[Page and application data records]
===============
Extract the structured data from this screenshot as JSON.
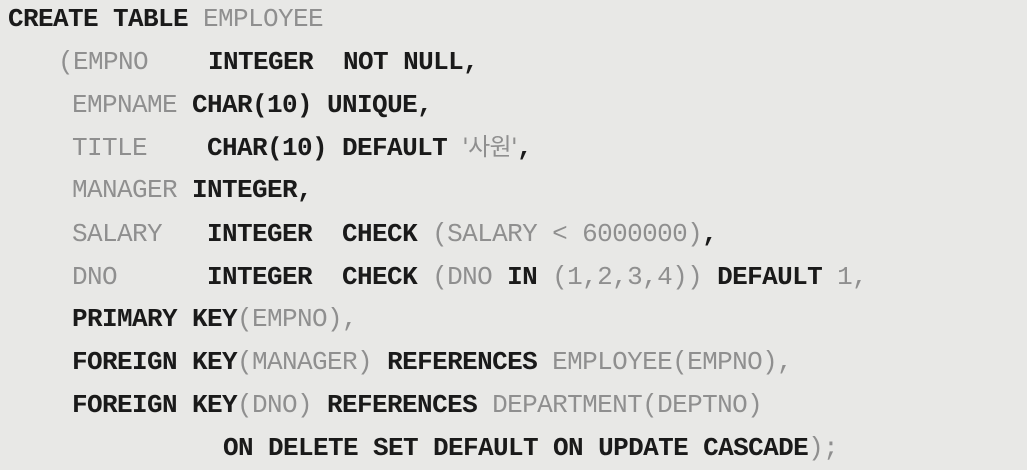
{
  "code": {
    "lines": [
      [
        {
          "t": "CREATE TABLE",
          "kw": true
        },
        {
          "t": " EMPLOYEE",
          "kw": false
        }
      ],
      [
        {
          "t": "(EMPNO    ",
          "kw": false
        },
        {
          "t": "INTEGER  NOT NULL,",
          "kw": true
        }
      ],
      [
        {
          "t": "EMPNAME ",
          "kw": false
        },
        {
          "t": "CHAR(10) UNIQUE,",
          "kw": true
        }
      ],
      [
        {
          "t": "TITLE    ",
          "kw": false
        },
        {
          "t": "CHAR(10) DEFAULT ",
          "kw": true
        },
        {
          "t": "'사원'",
          "kw": false,
          "str": true
        },
        {
          "t": ",",
          "kw": true
        }
      ],
      [
        {
          "t": "MANAGER ",
          "kw": false
        },
        {
          "t": "INTEGER,",
          "kw": true
        }
      ],
      [
        {
          "t": "SALARY   ",
          "kw": false
        },
        {
          "t": "INTEGER  CHECK ",
          "kw": true
        },
        {
          "t": "(SALARY < 6000000)",
          "kw": false
        },
        {
          "t": ",",
          "kw": true
        }
      ],
      [
        {
          "t": "DNO      ",
          "kw": false
        },
        {
          "t": "INTEGER  CHECK ",
          "kw": true
        },
        {
          "t": "(DNO ",
          "kw": false
        },
        {
          "t": "IN",
          "kw": true
        },
        {
          "t": " (1,2,3,4)) ",
          "kw": false
        },
        {
          "t": "DEFAULT",
          "kw": true
        },
        {
          "t": " 1,",
          "kw": false
        }
      ],
      [
        {
          "t": "PRIMARY KEY",
          "kw": true
        },
        {
          "t": "(EMPNO),",
          "kw": false
        }
      ],
      [
        {
          "t": "FOREIGN KEY",
          "kw": true
        },
        {
          "t": "(MANAGER) ",
          "kw": false
        },
        {
          "t": "REFERENCES",
          "kw": true
        },
        {
          "t": " EMPLOYEE(EMPNO),",
          "kw": false
        }
      ],
      [
        {
          "t": "FOREIGN KEY",
          "kw": true
        },
        {
          "t": "(DNO) ",
          "kw": false
        },
        {
          "t": "REFERENCES",
          "kw": true
        },
        {
          "t": " DEPARTMENT(DEPTNO)",
          "kw": false
        }
      ],
      [
        {
          "t": "ON DELETE SET DEFAULT ON UPDATE CASCADE",
          "kw": true
        },
        {
          "t": ");",
          "kw": false
        }
      ]
    ]
  }
}
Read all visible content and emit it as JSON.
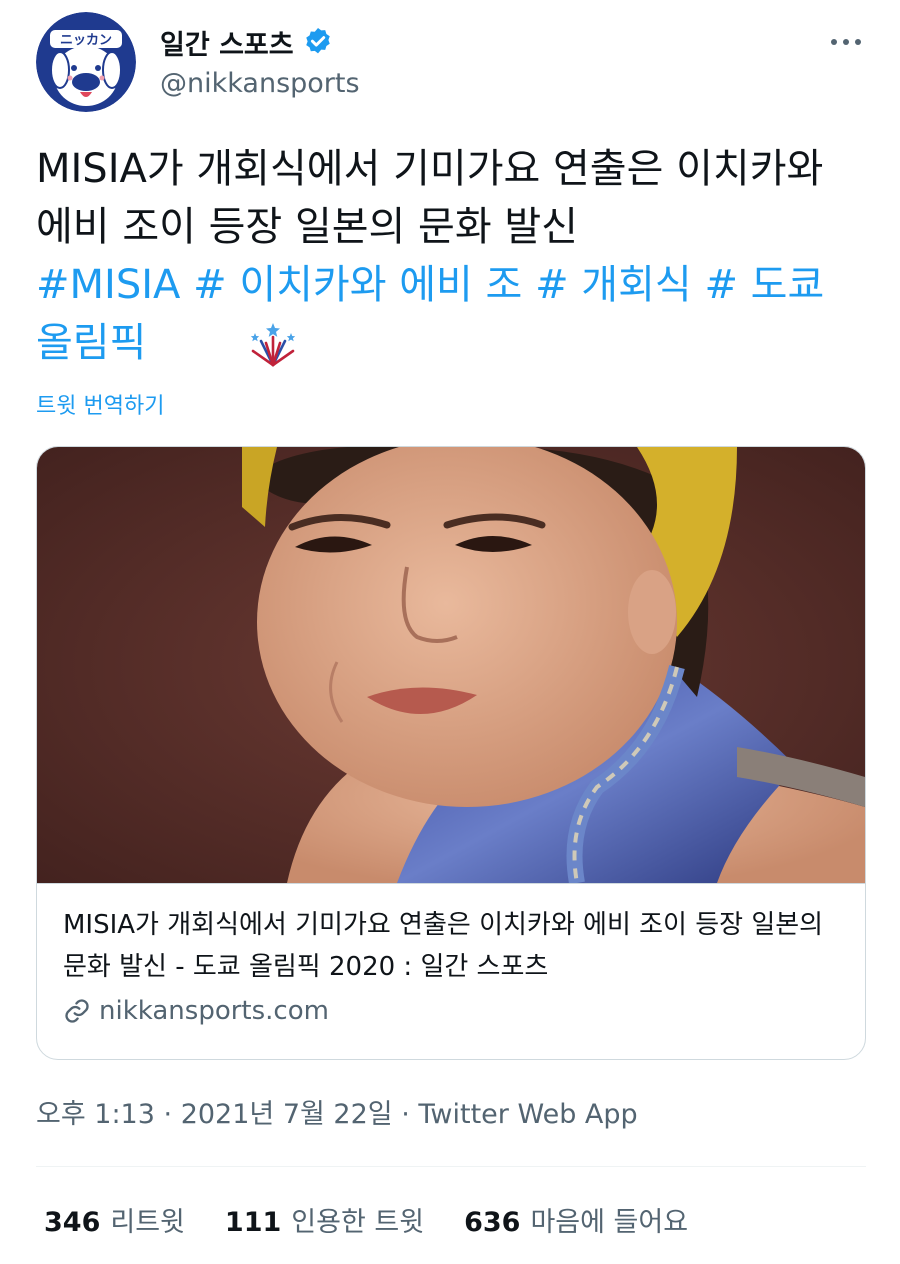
{
  "account": {
    "display_name": "일간 스포츠",
    "handle": "@nikkansports",
    "avatar_icon": "nikkan-dog-logo",
    "avatar_logo_text": "ニッカン",
    "verified_icon": "verified-badge-icon"
  },
  "more_icon": "more-options-icon",
  "tweet": {
    "text_prefix": "MISIA가 개회식에서 기미가요 연출은 이치카와 에비 조이 등장 일본의 문화 발신",
    "hashtags": [
      "#MISIA",
      "# 이치카와 에비 조",
      "# 개회식",
      "# 도쿄 올림픽"
    ],
    "emoji_icon": "fireworks-icon",
    "translate_label": "트윗 번역하기"
  },
  "card": {
    "image_alt": "MISIA",
    "title": "MISIA가 개회식에서 기미가요 연출은 이치카와 에비 조이 등장 일본의 문화 발신 - 도쿄 올림픽 2020 : 일간 스포츠",
    "domain": "nikkansports.com",
    "link_icon": "link-icon"
  },
  "meta": {
    "time": "오후 1:13",
    "date": "2021년 7월 22일",
    "separator": "·",
    "source": "Twitter Web App"
  },
  "stats": [
    {
      "count": "346",
      "label": "리트윗"
    },
    {
      "count": "111",
      "label": "인용한 트윗"
    },
    {
      "count": "636",
      "label": "마음에 들어요"
    }
  ],
  "colors": {
    "accent": "#1d9bf0",
    "text": "#0f1419",
    "secondary": "#536471",
    "border": "#cfd9de"
  }
}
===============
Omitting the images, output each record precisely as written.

= WRITTEN ANSWER =
Extract the structured data from this screenshot as JSON.
{
  "code": {
    "lines": [
      [
        {
          "t": "CREATE TABLE",
          "kw": true
        },
        {
          "t": " EMPLOYEE",
          "kw": false
        }
      ],
      [
        {
          "t": "(EMPNO    ",
          "kw": false
        },
        {
          "t": "INTEGER  NOT NULL,",
          "kw": true
        }
      ],
      [
        {
          "t": "EMPNAME ",
          "kw": false
        },
        {
          "t": "CHAR(10) UNIQUE,",
          "kw": true
        }
      ],
      [
        {
          "t": "TITLE    ",
          "kw": false
        },
        {
          "t": "CHAR(10) DEFAULT ",
          "kw": true
        },
        {
          "t": "'사원'",
          "kw": false,
          "str": true
        },
        {
          "t": ",",
          "kw": true
        }
      ],
      [
        {
          "t": "MANAGER ",
          "kw": false
        },
        {
          "t": "INTEGER,",
          "kw": true
        }
      ],
      [
        {
          "t": "SALARY   ",
          "kw": false
        },
        {
          "t": "INTEGER  CHECK ",
          "kw": true
        },
        {
          "t": "(SALARY < 6000000)",
          "kw": false
        },
        {
          "t": ",",
          "kw": true
        }
      ],
      [
        {
          "t": "DNO      ",
          "kw": false
        },
        {
          "t": "INTEGER  CHECK ",
          "kw": true
        },
        {
          "t": "(DNO ",
          "kw": false
        },
        {
          "t": "IN",
          "kw": true
        },
        {
          "t": " (1,2,3,4)) ",
          "kw": false
        },
        {
          "t": "DEFAULT",
          "kw": true
        },
        {
          "t": " 1,",
          "kw": false
        }
      ],
      [
        {
          "t": "PRIMARY KEY",
          "kw": true
        },
        {
          "t": "(EMPNO),",
          "kw": false
        }
      ],
      [
        {
          "t": "FOREIGN KEY",
          "kw": true
        },
        {
          "t": "(MANAGER) ",
          "kw": false
        },
        {
          "t": "REFERENCES",
          "kw": true
        },
        {
          "t": " EMPLOYEE(EMPNO),",
          "kw": false
        }
      ],
      [
        {
          "t": "FOREIGN KEY",
          "kw": true
        },
        {
          "t": "(DNO) ",
          "kw": false
        },
        {
          "t": "REFERENCES",
          "kw": true
        },
        {
          "t": " DEPARTMENT(DEPTNO)",
          "kw": false
        }
      ],
      [
        {
          "t": "ON DELETE SET DEFAULT ON UPDATE CASCADE",
          "kw": true
        },
        {
          "t": ");",
          "kw": false
        }
      ]
    ]
  }
}
Read all visible content and emit it as JSON.
{
  "account": {
    "display_name": "일간 스포츠",
    "handle": "@nikkansports",
    "avatar_icon": "nikkan-dog-logo",
    "avatar_logo_text": "ニッカン",
    "verified_icon": "verified-badge-icon"
  },
  "more_icon": "more-options-icon",
  "tweet": {
    "text_prefix": "MISIA가 개회식에서 기미가요 연출은 이치카와 에비 조이 등장 일본의 문화 발신",
    "hashtags": [
      "#MISIA",
      "# 이치카와 에비 조",
      "# 개회식",
      "# 도쿄 올림픽"
    ],
    "emoji_icon": "fireworks-icon",
    "translate_label": "트윗 번역하기"
  },
  "card": {
    "image_alt": "MISIA",
    "title": "MISIA가 개회식에서 기미가요 연출은 이치카와 에비 조이 등장 일본의 문화 발신 - 도쿄 올림픽 2020 : 일간 스포츠",
    "domain": "nikkansports.com",
    "link_icon": "link-icon"
  },
  "meta": {
    "time": "오후 1:13",
    "date": "2021년 7월 22일",
    "separator": "·",
    "source": "Twitter Web App"
  },
  "stats": [
    {
      "count": "346",
      "label": "리트윗"
    },
    {
      "count": "111",
      "label": "인용한 트윗"
    },
    {
      "count": "636",
      "label": "마음에 들어요"
    }
  ],
  "colors": {
    "accent": "#1d9bf0",
    "text": "#0f1419",
    "secondary": "#536471",
    "border": "#cfd9de"
  }
}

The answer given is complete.